Buy What You Believe In
"Every time you spend money, you’re casting a vote for the kind of world you want."
– Anna Lappe, author and sustainability advocate
When I first began making my own beauty products, I was motivated by financial reasons more than ethics. I had stopped working and became a full-time student. Dipping into my savings was stressful, even if I felt like it was the best choice. I had to confront the fact that I could no longer afford the expensive beauty products I relied on to "keep up" my appearance. But I also wasn't yet in a space with myself where I was ready to confront those body issues; not right away. So, instead of going without quality beauty products, I wanted to see if I could make them myself.
Around this time, my sister-in-law (a vocal advocate for the Ethical Consumerism and Zero Waste movements) mentioned that she was using a solution of apple cider vinegar and water in place of traditional hair conditioner; baking soda and water for shampoo. So I traded in my expensive biotin-infused, sulfate-free shampoo and conditioner for her recipe. I set a low bar. My goal was simply to maintain my appearance while being a bit more kind to my wallet. I wasn't expecting to make a product that surpassed the store-bought ones I had been using for years. But within a few days, I found that my hair was softer, shinier and just looked...healthier.
Soon, I began experimenting with other recipes: a body lotion made of Fair Trade coconut oil and shea butter combined with local beeswax; a face wash using castile soap, green tea, coffee grounds and honey; a hand sanitizer made of witch hazel, essential oils and aloe vera gel. Each time, the product I made in my kitchen surpassed the results of my store-bought ones. Why had I been spending so much money on products I could have made in my own kitchen––in larger batches and with better quality bulk ingredients? Because I – like you – assumed this was just how life was.
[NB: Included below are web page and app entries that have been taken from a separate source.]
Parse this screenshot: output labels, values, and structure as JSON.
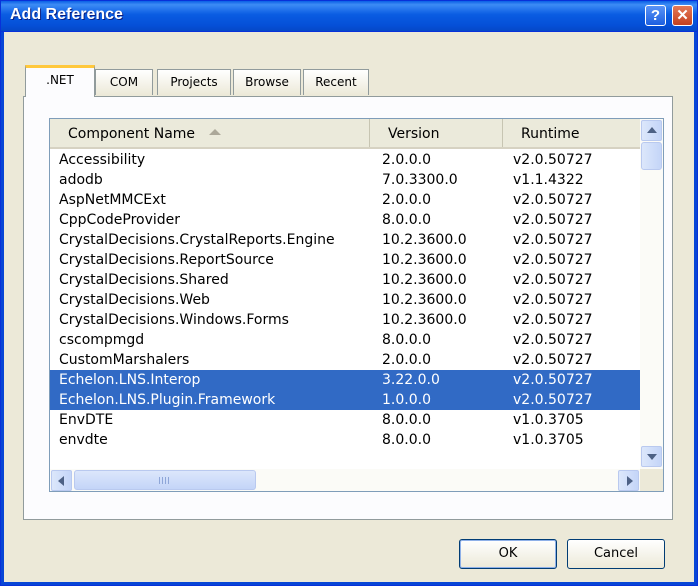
{
  "window": {
    "title": "Add Reference",
    "help_label": "?",
    "close_label": "✕"
  },
  "tabs": [
    ".NET",
    "COM",
    "Projects",
    "Browse",
    "Recent"
  ],
  "columns": {
    "name": "Component Name",
    "version": "Version",
    "runtime": "Runtime"
  },
  "rows": [
    {
      "name": "Accessibility",
      "version": "2.0.0.0",
      "runtime": "v2.0.50727",
      "selected": false
    },
    {
      "name": "adodb",
      "version": "7.0.3300.0",
      "runtime": "v1.1.4322",
      "selected": false
    },
    {
      "name": "AspNetMMCExt",
      "version": "2.0.0.0",
      "runtime": "v2.0.50727",
      "selected": false
    },
    {
      "name": "CppCodeProvider",
      "version": "8.0.0.0",
      "runtime": "v2.0.50727",
      "selected": false
    },
    {
      "name": "CrystalDecisions.CrystalReports.Engine",
      "version": "10.2.3600.0",
      "runtime": "v2.0.50727",
      "selected": false
    },
    {
      "name": "CrystalDecisions.ReportSource",
      "version": "10.2.3600.0",
      "runtime": "v2.0.50727",
      "selected": false
    },
    {
      "name": "CrystalDecisions.Shared",
      "version": "10.2.3600.0",
      "runtime": "v2.0.50727",
      "selected": false
    },
    {
      "name": "CrystalDecisions.Web",
      "version": "10.2.3600.0",
      "runtime": "v2.0.50727",
      "selected": false
    },
    {
      "name": "CrystalDecisions.Windows.Forms",
      "version": "10.2.3600.0",
      "runtime": "v2.0.50727",
      "selected": false
    },
    {
      "name": "cscompmgd",
      "version": "8.0.0.0",
      "runtime": "v2.0.50727",
      "selected": false
    },
    {
      "name": "CustomMarshalers",
      "version": "2.0.0.0",
      "runtime": "v2.0.50727",
      "selected": false
    },
    {
      "name": "Echelon.LNS.Interop",
      "version": "3.22.0.0",
      "runtime": "v2.0.50727",
      "selected": true
    },
    {
      "name": "Echelon.LNS.Plugin.Framework",
      "version": "1.0.0.0",
      "runtime": "v2.0.50727",
      "selected": true
    },
    {
      "name": "EnvDTE",
      "version": "8.0.0.0",
      "runtime": "v1.0.3705",
      "selected": false
    },
    {
      "name": "envdte",
      "version": "8.0.0.0",
      "runtime": "v1.0.3705",
      "selected": false
    }
  ],
  "buttons": {
    "ok": "OK",
    "cancel": "Cancel"
  },
  "colors": {
    "selection": "#316ac5",
    "title_bar": "#0a5ce2",
    "dialog_face": "#ece9d8"
  }
}
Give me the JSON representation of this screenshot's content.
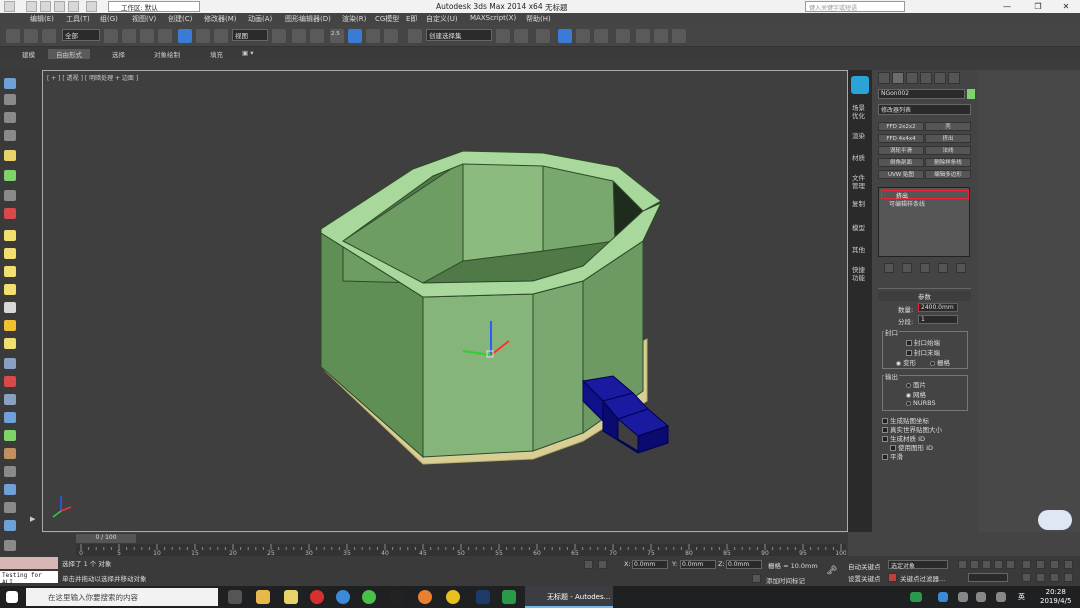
{
  "title": {
    "app": "Autodesk 3ds Max  2014 x64",
    "doc": "无标题",
    "workspace": "工作区: 默认",
    "search_placeholder": "键入关键字或短语"
  },
  "menu": [
    "编辑(E)",
    "工具(T)",
    "组(G)",
    "视图(V)",
    "创建(C)",
    "修改器(M)",
    "动画(A)",
    "图形编辑器(D)",
    "渲染(R)",
    "CG模型",
    "E即",
    "自定义(U)",
    "MAXScript(X)",
    "帮助(H)"
  ],
  "toolbar": {
    "selection_filter": "全部",
    "ref_coord": "视图",
    "named_sel": "创建选择集",
    "snap_value": "2.5"
  },
  "ribbon": [
    "建模",
    "自由形式",
    "选择",
    "对象绘制",
    "填充"
  ],
  "viewport": {
    "label": "[ + ] [ 透视 ] [ 明暗处理 + 边面 ]"
  },
  "right_bar": [
    "场景优化",
    "渲染",
    "材质",
    "文件管理",
    "复制",
    "模型",
    "其他",
    "快捷功能"
  ],
  "command_panel": {
    "object_name": "NGon002",
    "object_color": "#7fd36a",
    "modifier_list": "修改器列表",
    "modifier_buttons": [
      [
        "FFD 2x2x2",
        "壳"
      ],
      [
        "FFD 4x4x4",
        "挤出"
      ],
      [
        "涡轮平滑",
        "法线"
      ],
      [
        "倒角剖面",
        "删除样条线"
      ],
      [
        "UVW 贴图",
        "编辑多边形"
      ]
    ],
    "stack": [
      "挤出",
      "可编辑样条线"
    ],
    "params_header": "参数",
    "amount_label": "数量:",
    "amount_value": "2400.0mm",
    "segments_label": "分段:",
    "segments_value": "1",
    "capping": {
      "label": "封口",
      "start": "封口始端",
      "end": "封口末端",
      "morph": "变形",
      "grid": "栅格"
    },
    "output": {
      "label": "输出",
      "patch": "面片",
      "mesh": "网格",
      "nurbs": "NURBS"
    },
    "options": [
      "生成贴图坐标",
      "真实世界贴图大小",
      "生成材质 ID",
      "使用图形 ID",
      "平滑"
    ]
  },
  "timeline": {
    "slider": "0 / 100",
    "ticks": [
      "0",
      "5",
      "10",
      "15",
      "20",
      "25",
      "30",
      "35",
      "40",
      "45",
      "50",
      "55",
      "60",
      "65",
      "70",
      "75",
      "80",
      "85",
      "90",
      "95",
      "100"
    ]
  },
  "status": {
    "selected": "选择了 1 个 对象",
    "prompt": "单击并拖动以选择并移动对象",
    "maxscript": "Testing for ALI",
    "x_label": "X:",
    "x_value": "0.0mm",
    "y_label": "Y:",
    "y_value": "0.0mm",
    "z_label": "Z:",
    "z_value": "0.0mm",
    "grid": "栅格 = 10.0mm",
    "add_time_tag": "添加时间标记",
    "auto_key": "自动关键点",
    "auto_key_sel": "选定对象",
    "set_key": "设置关键点",
    "key_filters": "关键点过滤器..."
  },
  "taskbar": {
    "search_placeholder": "在这里输入你要搜索的内容",
    "active_app": "无标题 - Autodes...",
    "ime": "英",
    "time": "20:28",
    "date": "2019/4/5"
  }
}
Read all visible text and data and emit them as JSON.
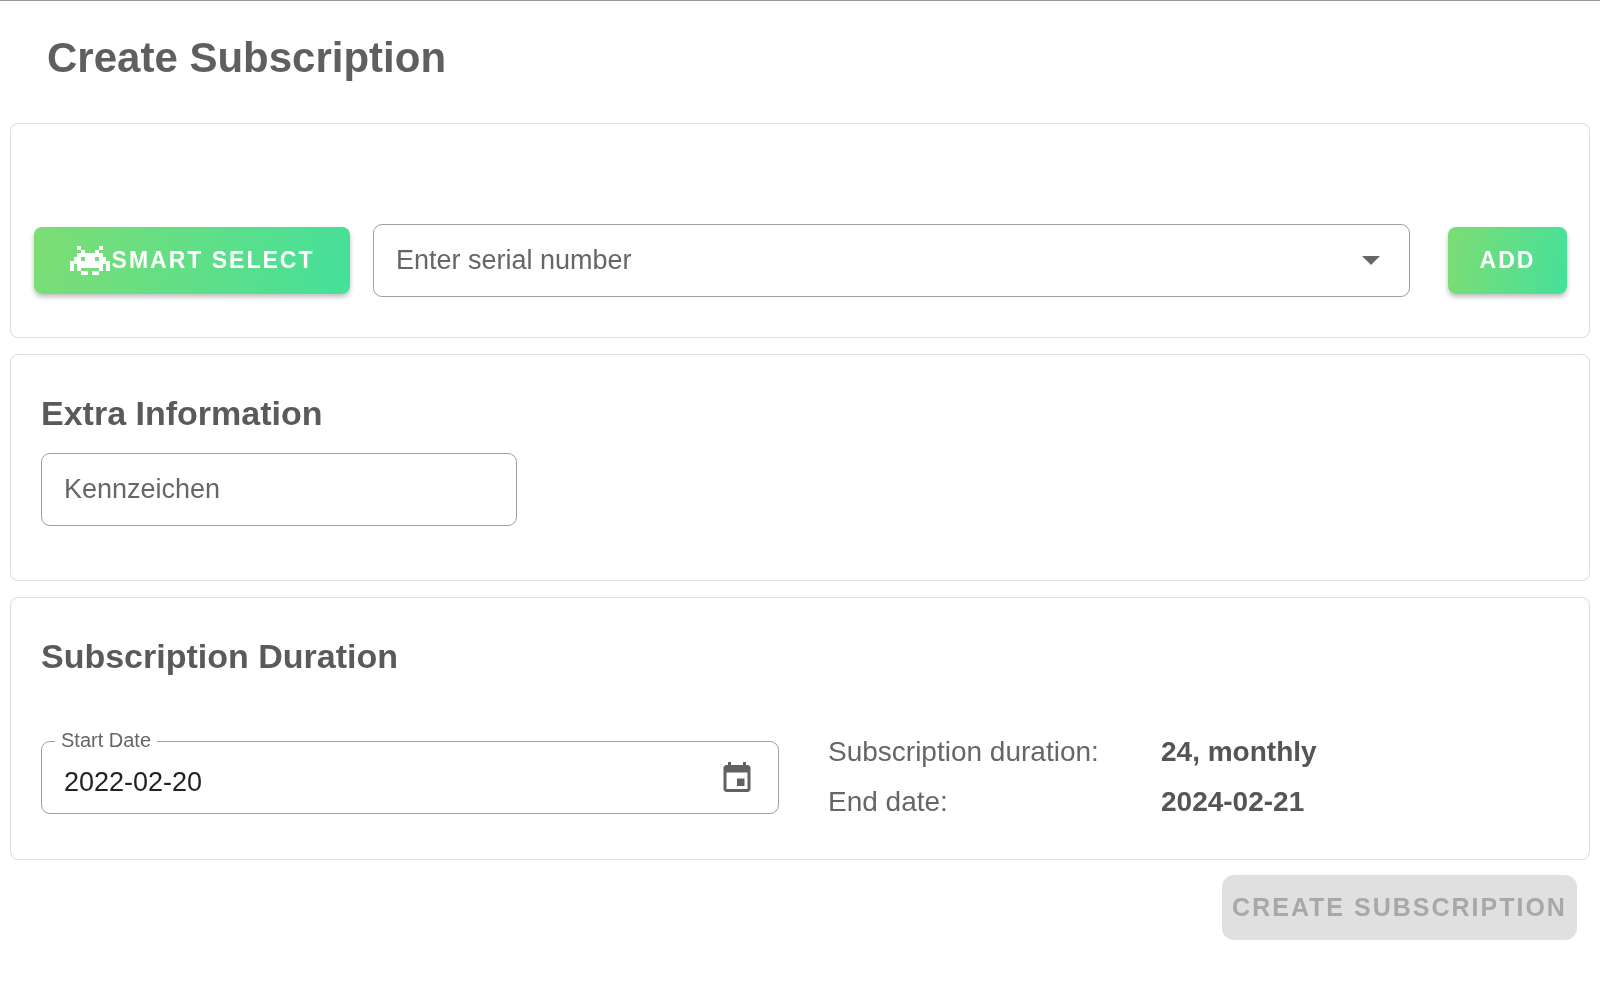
{
  "page": {
    "title": "Create Subscription"
  },
  "device_card": {
    "smart_select_button": "SMART SELECT",
    "serial_field": {
      "placeholder": "Enter serial number"
    },
    "add_button": "ADD"
  },
  "extra_information": {
    "heading": "Extra Information",
    "license_plate_field": {
      "placeholder": "Kennzeichen"
    }
  },
  "subscription_duration": {
    "heading": "Subscription Duration",
    "start_date_field": {
      "label": "Start Date",
      "value": "2022-02-20"
    },
    "details": [
      {
        "label": "Subscription duration:",
        "value": "24, monthly"
      },
      {
        "label": "End date:",
        "value": "2024-02-21"
      }
    ]
  },
  "create_button": {
    "label": "CREATE SUBSCRIPTION",
    "disabled": true
  }
}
I didn't question whether there were other ways of living that more closely aligned with my values. You see, we buy things we think constitute whom we are but ignore their origin story: "Where did this come from? How was it made? What do the things I buy say about me?" In turn, we become passive participants in the creation of our own identities.
Flash forward one year. The majority of my bathroom products are now either homemade or produced by Certified B Corporations. My wardrobe is secondhand or has been manufactured by ethical and sustainable companies. Mind you, my financial situation has not changed. I am still a student who dips into their savings more often than I'd like. But the difference now is that my life is made up of a limited number of high quality, durable goods that I use and reuse. Prioritizing sustainability and ethical consumerism does not require that you break the bank. It simply requires that you be thoughtful about where you spend your money.
Changing my hair routine was the first step toward dismantling thirty-four years of an unsustainable and unhealthy relationship with my body and my identity. And so began my involvement with The FIG ("The Future Is Good"). The FIG atures consumer products exclusively from brands dedicated to B Corp values; educational resources about sustainable living; and exclusive interviews with leaders in the Ethical Consumerism movement. The FIG is part of a life- changing investigation into the consumer goods upon which we build our lives.
#BuyWhatYouBelieveIn; it will change more than just your body.
Ariel Maccarone is a Los Angeles-based author, musician ("Black Mouth"), and artist. Her writing has been featured in Boston Poetry Magazine, Argentina-based art magazine Apapacho Gallery, Yay! L.A. Arts & Culture Magazine, FOTO MOFO Photography Magazine, and elsewhere. At Yay! L.A. and FOTO MOFO, Ariel also served as Assistant Editor. She has worked as a freelance social media consultant for clients such as Red Bull and PEN Center sponsored publishing house Unnamed Press as well.
When not writing, she can be found wandering the Santa Monica mountains with a Jack Russell Terrier that hasn't learned to "sit", "stay", or "come."